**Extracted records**
[Start of section]

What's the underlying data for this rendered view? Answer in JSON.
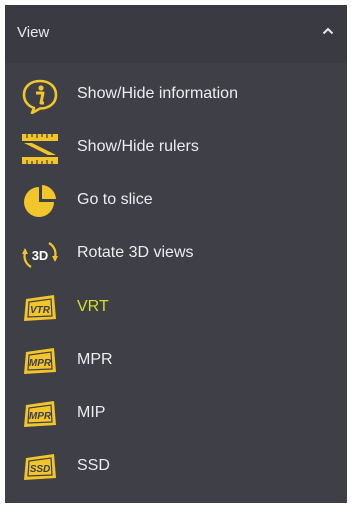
{
  "panel": {
    "title": "View",
    "collapse_icon": "chevron-up-icon"
  },
  "items": [
    {
      "label": "Show/Hide information",
      "icon": "info-icon"
    },
    {
      "label": "Show/Hide rulers",
      "icon": "rulers-icon"
    },
    {
      "label": "Go to slice",
      "icon": "pie-slice-icon"
    },
    {
      "label": "Rotate 3D views",
      "icon": "rotate-3d-icon"
    },
    {
      "label": "VRT",
      "icon": "vrt-icon",
      "active": true
    },
    {
      "label": "MPR",
      "icon": "mpr-icon"
    },
    {
      "label": "MIP",
      "icon": "mip-icon"
    },
    {
      "label": "SSD",
      "icon": "ssd-icon"
    }
  ],
  "colors": {
    "panel_bg": "#3f3f48",
    "header_bg": "#3a3a43",
    "icon_yellow": "#f2c52a",
    "text": "#ededed",
    "active_text": "#d8dd2b"
  }
}
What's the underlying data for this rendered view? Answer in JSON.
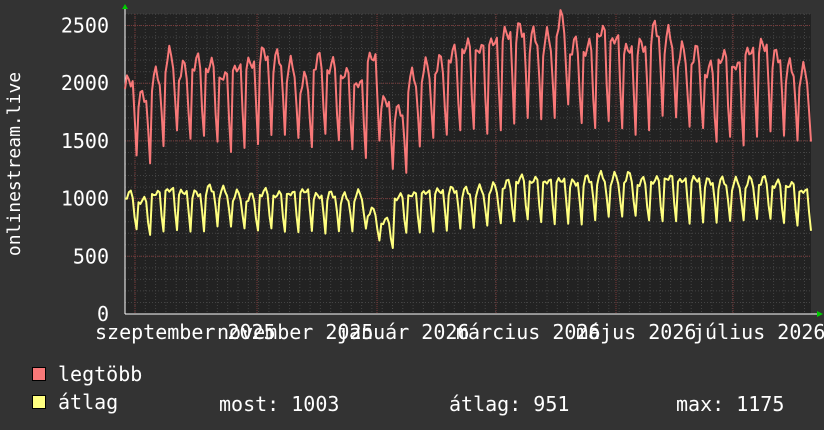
{
  "chart_data": {
    "type": "line",
    "ylabel": "onlinestream.live",
    "ylim": [
      0,
      2600
    ],
    "yticks": [
      0,
      500,
      1000,
      1500,
      2000,
      2500
    ],
    "x_tick_labels": [
      "szeptember 2025",
      "november 2025",
      "január 2026",
      "március 2026",
      "május 2026",
      "július 2026"
    ],
    "grid": true,
    "series": [
      {
        "name": "legtöbb",
        "color": "#f87878",
        "weekly_values": [
          1950,
          1820,
          1990,
          2150,
          2050,
          2110,
          2080,
          1990,
          2060,
          2100,
          2180,
          2140,
          2070,
          1950,
          2120,
          2080,
          2010,
          1930,
          2150,
          1780,
          1700,
          1980,
          2060,
          2100,
          2180,
          2240,
          2220,
          2280,
          2350,
          2380,
          2320,
          2300,
          2450,
          2250,
          2230,
          2360,
          2300,
          2220,
          2250,
          2380,
          2320,
          2190,
          2180,
          2050,
          2150,
          2080,
          2200,
          2250,
          2160,
          2060,
          2020
        ]
      },
      {
        "name": "átlag",
        "color": "#ffff80",
        "weekly_values": [
          1000,
          950,
          1010,
          1040,
          1020,
          1010,
          1050,
          1030,
          1000,
          980,
          1020,
          1000,
          1010,
          1030,
          990,
          1000,
          980,
          1000,
          860,
          780,
          980,
          1000,
          1020,
          1030,
          1040,
          1030,
          1040,
          1060,
          1090,
          1130,
          1120,
          1110,
          1120,
          1100,
          1130,
          1150,
          1140,
          1150,
          1110,
          1120,
          1140,
          1120,
          1130,
          1110,
          1110,
          1100,
          1110,
          1120,
          1090,
          1080,
          1030
        ]
      }
    ]
  },
  "legend": [
    {
      "label": "legtöbb",
      "color": "#f87878"
    },
    {
      "label": "átlag",
      "color": "#ffff80"
    }
  ],
  "stats": {
    "current": "most: 1003",
    "average": "átlag: 951",
    "max": "max: 1175"
  }
}
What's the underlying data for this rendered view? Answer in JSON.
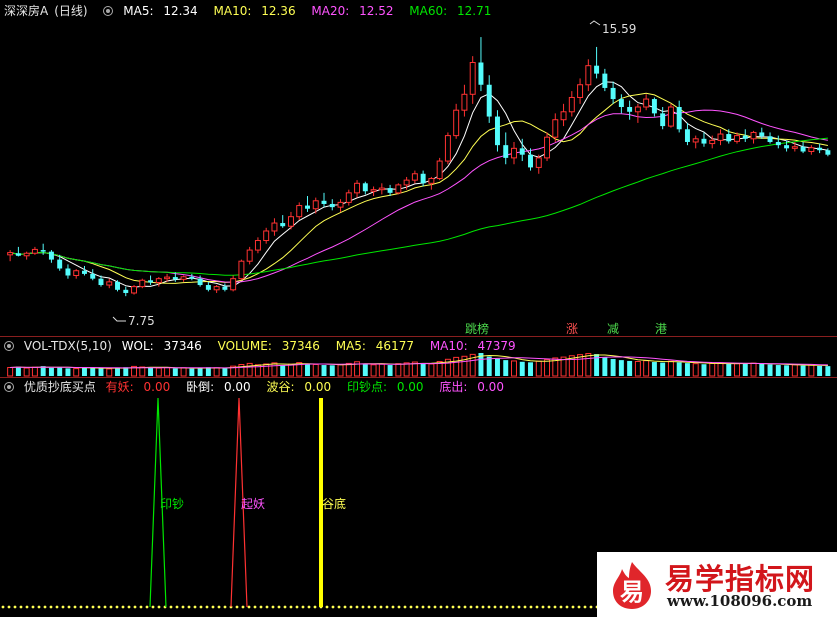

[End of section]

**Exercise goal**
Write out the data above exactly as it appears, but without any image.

**Result of this exercise**
What's the underlying data for this rendered view? Answer in JSON.
{
  "panel": {
    "title": "View",
    "collapse_icon": "chevron-up-icon"
  },
  "items": [
    {
      "label": "Show/Hide information",
      "icon": "info-icon"
    },
    {
      "label": "Show/Hide rulers",
      "icon": "rulers-icon"
    },
    {
      "label": "Go to slice",
      "icon": "pie-slice-icon"
    },
    {
      "label": "Rotate 3D views",
      "icon": "rotate-3d-icon"
    },
    {
      "label": "VRT",
      "icon": "vrt-icon",
      "active": true
    },
    {
      "label": "MPR",
      "icon": "mpr-icon"
    },
    {
      "label": "MIP",
      "icon": "mip-icon"
    },
    {
      "label": "SSD",
      "icon": "ssd-icon"
    }
  ],
  "colors": {
    "panel_bg": "#3f3f48",
    "header_bg": "#3a3a43",
    "icon_yellow": "#f2c52a",
    "text": "#ededed",
    "active_text": "#d8dd2b"
  }
}
What's the underlying data for this rendered view? Answer in JSON.
{
  "chart_data": {
    "type": "line",
    "ylabel": "onlinestream.live",
    "ylim": [
      0,
      2600
    ],
    "yticks": [
      0,
      500,
      1000,
      1500,
      2000,
      2500
    ],
    "x_tick_labels": [
      "szeptember 2025",
      "november 2025",
      "január 2026",
      "március 2026",
      "május 2026",
      "július 2026"
    ],
    "grid": true,
    "series": [
      {
        "name": "legtöbb",
        "color": "#f87878",
        "weekly_values": [
          1950,
          1820,
          1990,
          2150,
          2050,
          2110,
          2080,
          1990,
          2060,
          2100,
          2180,
          2140,
          2070,
          1950,
          2120,
          2080,
          2010,
          1930,
          2150,
          1780,
          1700,
          1980,
          2060,
          2100,
          2180,
          2240,
          2220,
          2280,
          2350,
          2380,
          2320,
          2300,
          2450,
          2250,
          2230,
          2360,
          2300,
          2220,
          2250,
          2380,
          2320,
          2190,
          2180,
          2050,
          2150,
          2080,
          2200,
          2250,
          2160,
          2060,
          2020
        ]
      },
      {
        "name": "átlag",
        "color": "#ffff80",
        "weekly_values": [
          1000,
          950,
          1010,
          1040,
          1020,
          1010,
          1050,
          1030,
          1000,
          980,
          1020,
          1000,
          1010,
          1030,
          990,
          1000,
          980,
          1000,
          860,
          780,
          980,
          1000,
          1020,
          1030,
          1040,
          1030,
          1040,
          1060,
          1090,
          1130,
          1120,
          1110,
          1120,
          1100,
          1130,
          1150,
          1140,
          1150,
          1110,
          1120,
          1140,
          1120,
          1130,
          1110,
          1110,
          1100,
          1110,
          1120,
          1090,
          1080,
          1030
        ]
      }
    ]
  },
  "legend": [
    {
      "label": "legtöbb",
      "color": "#f87878"
    },
    {
      "label": "átlag",
      "color": "#ffff80"
    }
  ],
  "stats": {
    "current": "most: 1003",
    "average": "átlag: 951",
    "max": "max: 1175"
  }
}
What's the underlying data for this rendered view? Answer in JSON.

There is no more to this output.